[Opening Source material section]
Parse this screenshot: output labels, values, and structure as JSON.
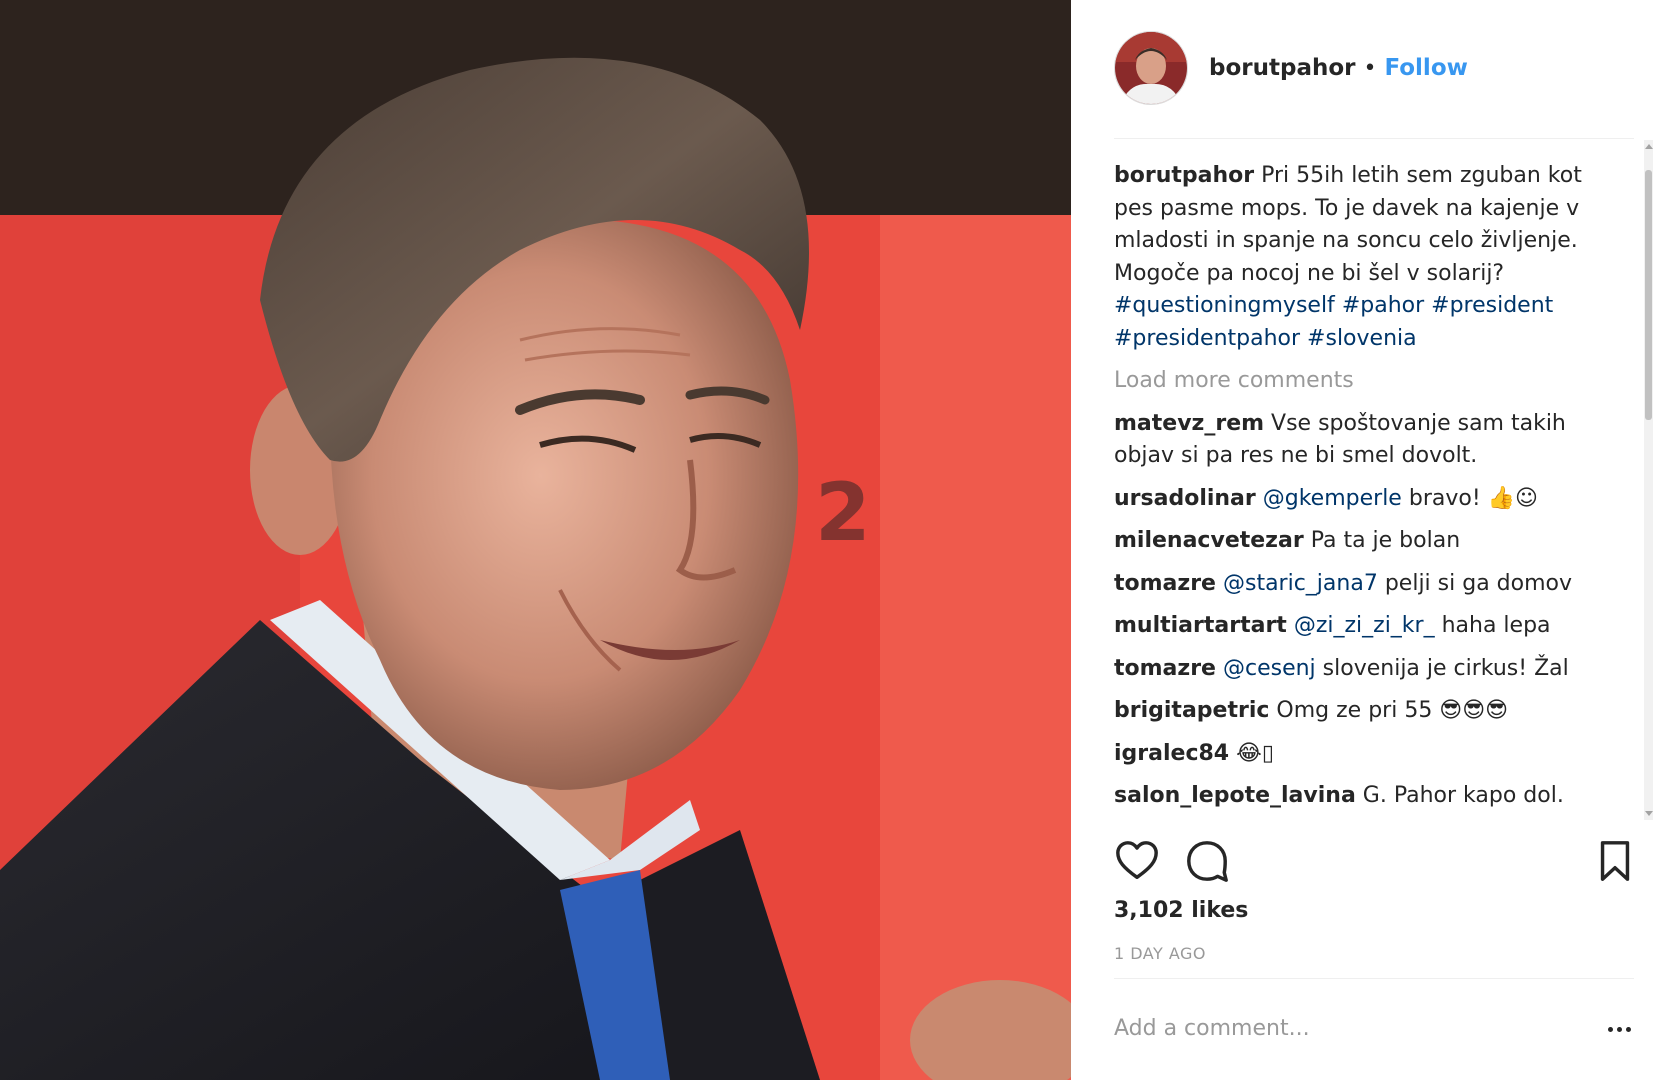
{
  "header": {
    "username": "borutpahor",
    "separator": "•",
    "follow_label": "Follow"
  },
  "caption": {
    "username": "borutpahor",
    "text": "Pri 55ih letih sem zguban kot pes pasme mops. To je davek na kajenje v mladosti in spanje na soncu celo življenje. Mogoče pa nocoj ne bi šel v solarij?",
    "hashtags": [
      "#questioningmyself",
      "#pahor",
      "#president",
      "#presidentpahor",
      "#slovenia"
    ]
  },
  "load_more_label": "Load more comments",
  "comments": [
    {
      "user": "matevz_rem",
      "mention": "",
      "text": "Vse spoštovanje sam takih objav si pa res ne bi smel dovolt."
    },
    {
      "user": "ursadolinar",
      "mention": "@gkemperle",
      "text": "bravo! 👍☺"
    },
    {
      "user": "milenacvetezar",
      "mention": "",
      "text": "Pa ta je bolan"
    },
    {
      "user": "tomazre",
      "mention": "@staric_jana7",
      "text": "pelji si ga domov"
    },
    {
      "user": "multiartartart",
      "mention": "@zi_zi_zi_kr_",
      "text": "haha lepa"
    },
    {
      "user": "tomazre",
      "mention": "@cesenj",
      "text": "slovenija je cirkus! Žal"
    },
    {
      "user": "brigitapetric",
      "mention": "",
      "text": "Omg ze pri 55 😎😎😎"
    },
    {
      "user": "igralec84",
      "mention": "",
      "text": "😂▯"
    },
    {
      "user": "salon_lepote_lavina",
      "mention": "",
      "text": "G. Pahor kapo dol."
    }
  ],
  "actions": {
    "like_icon": "heart-icon",
    "comment_icon": "comment-bubble-icon",
    "save_icon": "bookmark-icon"
  },
  "likes_label": "3,102 likes",
  "time_label": "1 DAY AGO",
  "add_comment_placeholder": "Add a comment...",
  "colors": {
    "accent": "#3897f0",
    "hashtag": "#003569",
    "muted": "#999999",
    "text": "#262626"
  }
}
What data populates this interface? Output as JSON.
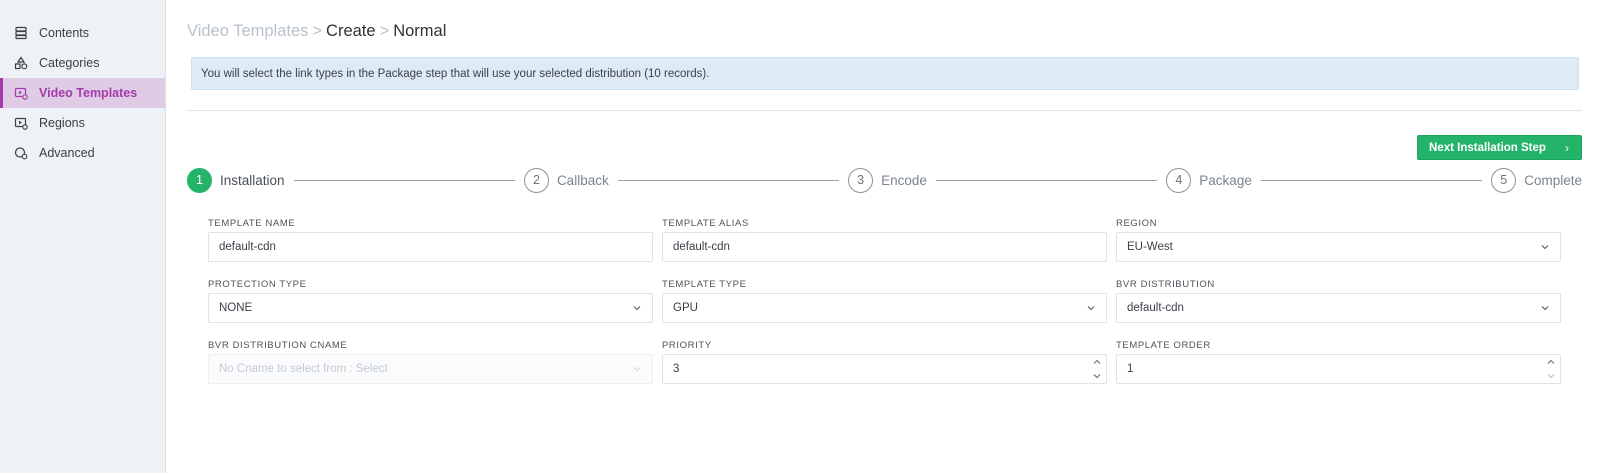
{
  "sidebar": {
    "items": [
      {
        "label": "Contents",
        "icon": "database-icon"
      },
      {
        "label": "Categories",
        "icon": "shapes-icon"
      },
      {
        "label": "Video Templates",
        "icon": "video-template-icon"
      },
      {
        "label": "Regions",
        "icon": "region-icon"
      },
      {
        "label": "Advanced",
        "icon": "advanced-icon"
      }
    ],
    "active_index": 2
  },
  "breadcrumb": {
    "root": "Video Templates",
    "separator": ">",
    "step": "Create",
    "current": "Normal"
  },
  "info_banner": "You will select the link types in the Package step that will use your selected distribution (10 records).",
  "next_button": {
    "label": "Next Installation Step",
    "icon": "chevron-right-icon"
  },
  "stepper": [
    {
      "number": "1",
      "label": "Installation",
      "active": true
    },
    {
      "number": "2",
      "label": "Callback",
      "active": false
    },
    {
      "number": "3",
      "label": "Encode",
      "active": false
    },
    {
      "number": "4",
      "label": "Package",
      "active": false
    },
    {
      "number": "5",
      "label": "Complete",
      "active": false
    }
  ],
  "form": {
    "template_name": {
      "label": "TEMPLATE NAME",
      "value": "default-cdn"
    },
    "template_alias": {
      "label": "TEMPLATE ALIAS",
      "value": "default-cdn"
    },
    "region": {
      "label": "REGION",
      "value": "EU-West"
    },
    "protection_type": {
      "label": "PROTECTION TYPE",
      "value": "NONE"
    },
    "template_type": {
      "label": "TEMPLATE TYPE",
      "value": "GPU"
    },
    "bvr_distribution": {
      "label": "BVR DISTRIBUTION",
      "value": "default-cdn"
    },
    "bvr_distribution_cname": {
      "label": "BVR DISTRIBUTION CNAME",
      "placeholder": "No Cname to select from : Select"
    },
    "priority": {
      "label": "PRIORITY",
      "value": "3"
    },
    "template_order": {
      "label": "TEMPLATE ORDER",
      "value": "1"
    }
  },
  "colors": {
    "accent": "#a33ba8",
    "success": "#23b46a",
    "banner_bg": "#deebf5",
    "sidebar_bg": "#eef1f5"
  }
}
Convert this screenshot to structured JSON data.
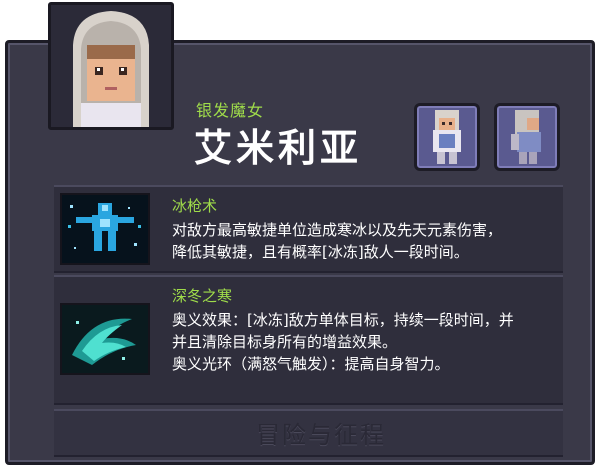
{
  "hero": {
    "subtitle": "银发魔女",
    "name": "艾米利亚"
  },
  "skills": [
    {
      "name": "冰枪术",
      "desc": [
        "对敌方最高敏捷单位造成寒冰以及先天元素伤害，",
        "降低其敏捷，且有概率[冰冻]敌人一段时间。"
      ],
      "icon": "ice-spear-icon"
    },
    {
      "name": "深冬之寒",
      "desc": [
        "奥义效果：[冰冻]敌方单体目标，持续一段时间，并",
        "并且清除目标身所有的增益效果。",
        "奥义光环（满怒气触发）：提高自身智力。"
      ],
      "icon": "winter-chill-icon"
    }
  ],
  "watermark": "冒险与征程",
  "colors": {
    "accent_green": "#9fdc4a",
    "panel": "#3a3948",
    "frame": "#6b68a8"
  }
}
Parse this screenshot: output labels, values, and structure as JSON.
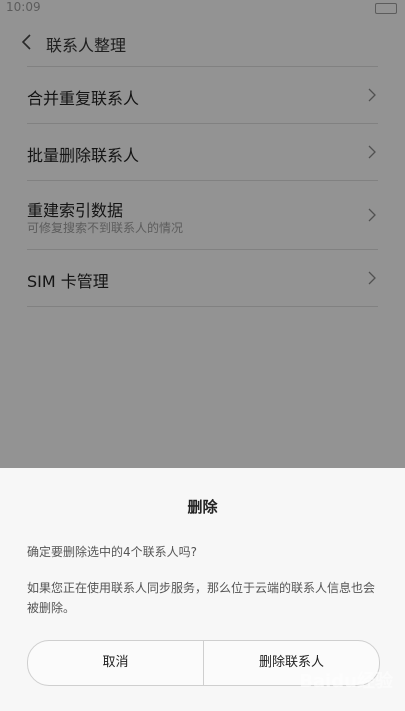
{
  "status_bar": {
    "time": "10:09"
  },
  "header": {
    "title": "联系人整理"
  },
  "list": {
    "items": [
      {
        "label": "合并重复联系人",
        "sub": ""
      },
      {
        "label": "批量删除联系人",
        "sub": ""
      },
      {
        "label": "重建索引数据",
        "sub": "可修复搜索不到联系人的情况"
      },
      {
        "label": "SIM 卡管理",
        "sub": ""
      }
    ]
  },
  "dialog": {
    "title": "删除",
    "message": "确定要删除选中的4个联系人吗?",
    "note": "如果您正在使用联系人同步服务，那么位于云端的联系人信息也会被删除。",
    "cancel_label": "取消",
    "delete_label": "删除联系人"
  },
  "watermark": {
    "text": "Baidu经验"
  }
}
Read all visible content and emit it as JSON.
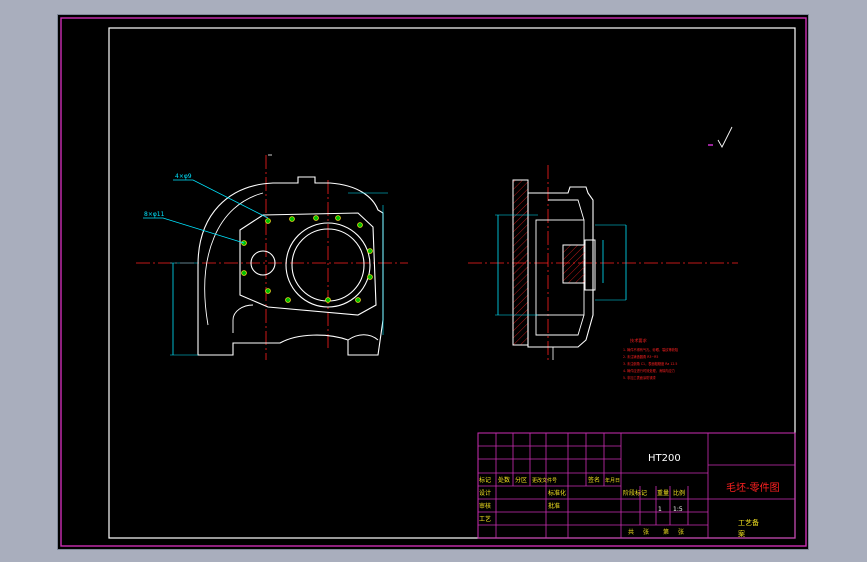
{
  "colors": {
    "background": "#a9aebd",
    "viewport": "#000000",
    "frame": "#cc2eb4",
    "geometry": "#ffffff",
    "centerline": "#ff2020",
    "dimension": "#00e5ff",
    "hole": "#f0e020",
    "hole_fill": "#00c000",
    "hatch": "#ff2020"
  },
  "title_block": {
    "material": "HT200",
    "drawing_title": "毛坯-零件图",
    "company": "工艺备",
    "suffix": "案",
    "scale": "1:5",
    "sheet_count": "1",
    "headers": {
      "mark": "标记",
      "count": "处数",
      "zone": "分区",
      "change_doc": "更改文件号",
      "signature": "签名",
      "date": "年月日",
      "designer": "设计",
      "standardize": "标准化",
      "stage_mark": "阶段标记",
      "weight": "重量",
      "ratio": "比例",
      "reviewer": "审核",
      "process": "工艺",
      "approve": "批准",
      "total": "共",
      "sheets": "张",
      "page": "第",
      "page_unit": "张"
    }
  },
  "notes": {
    "heading": "技术要求",
    "lines": [
      "1. 铸件不得有气孔、砂眼、裂纹等缺陷",
      "2. 未注铸造圆角 R3~R5",
      "3. 未注倒角 C1，表面粗糙度 Ra 12.5",
      "4. 铸件应进行时效处理，消除内应力",
      "5. 非加工表面涂防锈漆"
    ]
  },
  "callouts": {
    "front_top": "4×φ9",
    "front_left": "8×φ11"
  }
}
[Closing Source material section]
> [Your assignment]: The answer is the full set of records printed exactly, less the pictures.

> [Answer below]:
Parse this screenshot: output labels, values, and structure as JSON.
{
  "header": {
    "username": "borutpahor",
    "separator": "•",
    "follow_label": "Follow"
  },
  "caption": {
    "username": "borutpahor",
    "text": "Pri 55ih letih sem zguban kot pes pasme mops. To je davek na kajenje v mladosti in spanje na soncu celo življenje. Mogoče pa nocoj ne bi šel v solarij?",
    "hashtags": [
      "#questioningmyself",
      "#pahor",
      "#president",
      "#presidentpahor",
      "#slovenia"
    ]
  },
  "load_more_label": "Load more comments",
  "comments": [
    {
      "user": "matevz_rem",
      "mention": "",
      "text": "Vse spoštovanje sam takih objav si pa res ne bi smel dovolt."
    },
    {
      "user": "ursadolinar",
      "mention": "@gkemperle",
      "text": "bravo! 👍☺"
    },
    {
      "user": "milenacvetezar",
      "mention": "",
      "text": "Pa ta je bolan"
    },
    {
      "user": "tomazre",
      "mention": "@staric_jana7",
      "text": "pelji si ga domov"
    },
    {
      "user": "multiartartart",
      "mention": "@zi_zi_zi_kr_",
      "text": "haha lepa"
    },
    {
      "user": "tomazre",
      "mention": "@cesenj",
      "text": "slovenija je cirkus! Žal"
    },
    {
      "user": "brigitapetric",
      "mention": "",
      "text": "Omg ze pri 55 😎😎😎"
    },
    {
      "user": "igralec84",
      "mention": "",
      "text": "😂▯"
    },
    {
      "user": "salon_lepote_lavina",
      "mention": "",
      "text": "G. Pahor kapo dol."
    }
  ],
  "actions": {
    "like_icon": "heart-icon",
    "comment_icon": "comment-bubble-icon",
    "save_icon": "bookmark-icon"
  },
  "likes_label": "3,102 likes",
  "time_label": "1 DAY AGO",
  "add_comment_placeholder": "Add a comment...",
  "colors": {
    "accent": "#3897f0",
    "hashtag": "#003569",
    "muted": "#999999",
    "text": "#262626"
  }
}
What data populates this interface? Output as JSON.
{
  "sidebar": {
    "items": [
      {
        "label": "Contents",
        "icon": "database-icon"
      },
      {
        "label": "Categories",
        "icon": "shapes-icon"
      },
      {
        "label": "Video Templates",
        "icon": "video-template-icon"
      },
      {
        "label": "Regions",
        "icon": "region-icon"
      },
      {
        "label": "Advanced",
        "icon": "advanced-icon"
      }
    ],
    "active_index": 2
  },
  "breadcrumb": {
    "root": "Video Templates",
    "separator": ">",
    "step": "Create",
    "current": "Normal"
  },
  "info_banner": "You will select the link types in the Package step that will use your selected distribution (10 records).",
  "next_button": {
    "label": "Next Installation Step",
    "icon": "chevron-right-icon"
  },
  "stepper": [
    {
      "number": "1",
      "label": "Installation",
      "active": true
    },
    {
      "number": "2",
      "label": "Callback",
      "active": false
    },
    {
      "number": "3",
      "label": "Encode",
      "active": false
    },
    {
      "number": "4",
      "label": "Package",
      "active": false
    },
    {
      "number": "5",
      "label": "Complete",
      "active": false
    }
  ],
  "form": {
    "template_name": {
      "label": "TEMPLATE NAME",
      "value": "default-cdn"
    },
    "template_alias": {
      "label": "TEMPLATE ALIAS",
      "value": "default-cdn"
    },
    "region": {
      "label": "REGION",
      "value": "EU-West"
    },
    "protection_type": {
      "label": "PROTECTION TYPE",
      "value": "NONE"
    },
    "template_type": {
      "label": "TEMPLATE TYPE",
      "value": "GPU"
    },
    "bvr_distribution": {
      "label": "BVR DISTRIBUTION",
      "value": "default-cdn"
    },
    "bvr_distribution_cname": {
      "label": "BVR DISTRIBUTION CNAME",
      "placeholder": "No Cname to select from : Select"
    },
    "priority": {
      "label": "PRIORITY",
      "value": "3"
    },
    "template_order": {
      "label": "TEMPLATE ORDER",
      "value": "1"
    }
  },
  "colors": {
    "accent": "#a33ba8",
    "success": "#23b46a",
    "banner_bg": "#deebf5",
    "sidebar_bg": "#eef1f5"
  }
}
Convert this screenshot to structured JSON data.
{
  "hero": {
    "subtitle": "银发魔女",
    "name": "艾米利亚"
  },
  "skills": [
    {
      "name": "冰枪术",
      "desc": [
        "对敌方最高敏捷单位造成寒冰以及先天元素伤害，",
        "降低其敏捷，且有概率[冰冻]敌人一段时间。"
      ],
      "icon": "ice-spear-icon"
    },
    {
      "name": "深冬之寒",
      "desc": [
        "奥义效果：[冰冻]敌方单体目标，持续一段时间，并",
        "并且清除目标身所有的增益效果。",
        "奥义光环（满怒气触发）：提高自身智力。"
      ],
      "icon": "winter-chill-icon"
    }
  ],
  "watermark": "冒险与征程",
  "colors": {
    "accent_green": "#9fdc4a",
    "panel": "#3a3948",
    "frame": "#6b68a8"
  }
}
Parse this screenshot: output labels, values, and structure as JSON.
{
  "status_bar": {
    "time": "10:09"
  },
  "header": {
    "title": "联系人整理"
  },
  "list": {
    "items": [
      {
        "label": "合并重复联系人",
        "sub": ""
      },
      {
        "label": "批量删除联系人",
        "sub": ""
      },
      {
        "label": "重建索引数据",
        "sub": "可修复搜索不到联系人的情况"
      },
      {
        "label": "SIM 卡管理",
        "sub": ""
      }
    ]
  },
  "dialog": {
    "title": "删除",
    "message": "确定要删除选中的4个联系人吗?",
    "note": "如果您正在使用联系人同步服务，那么位于云端的联系人信息也会被删除。",
    "cancel_label": "取消",
    "delete_label": "删除联系人"
  },
  "watermark": {
    "text": "Baidu经验"
  }
}
Read all visible content and emit it as JSON.
{
  "colors": {
    "background": "#a9aebd",
    "viewport": "#000000",
    "frame": "#cc2eb4",
    "geometry": "#ffffff",
    "centerline": "#ff2020",
    "dimension": "#00e5ff",
    "hole": "#f0e020",
    "hole_fill": "#00c000",
    "hatch": "#ff2020"
  },
  "title_block": {
    "material": "HT200",
    "drawing_title": "毛坯-零件图",
    "company": "工艺备",
    "suffix": "案",
    "scale": "1:5",
    "sheet_count": "1",
    "headers": {
      "mark": "标记",
      "count": "处数",
      "zone": "分区",
      "change_doc": "更改文件号",
      "signature": "签名",
      "date": "年月日",
      "designer": "设计",
      "standardize": "标准化",
      "stage_mark": "阶段标记",
      "weight": "重量",
      "ratio": "比例",
      "reviewer": "审核",
      "process": "工艺",
      "approve": "批准",
      "total": "共",
      "sheets": "张",
      "page": "第",
      "page_unit": "张"
    }
  },
  "notes": {
    "heading": "技术要求",
    "lines": [
      "1. 铸件不得有气孔、砂眼、裂纹等缺陷",
      "2. 未注铸造圆角 R3~R5",
      "3. 未注倒角 C1，表面粗糙度 Ra 12.5",
      "4. 铸件应进行时效处理，消除内应力",
      "5. 非加工表面涂防锈漆"
    ]
  },
  "callouts": {
    "front_top": "4×φ9",
    "front_left": "8×φ11"
  }
}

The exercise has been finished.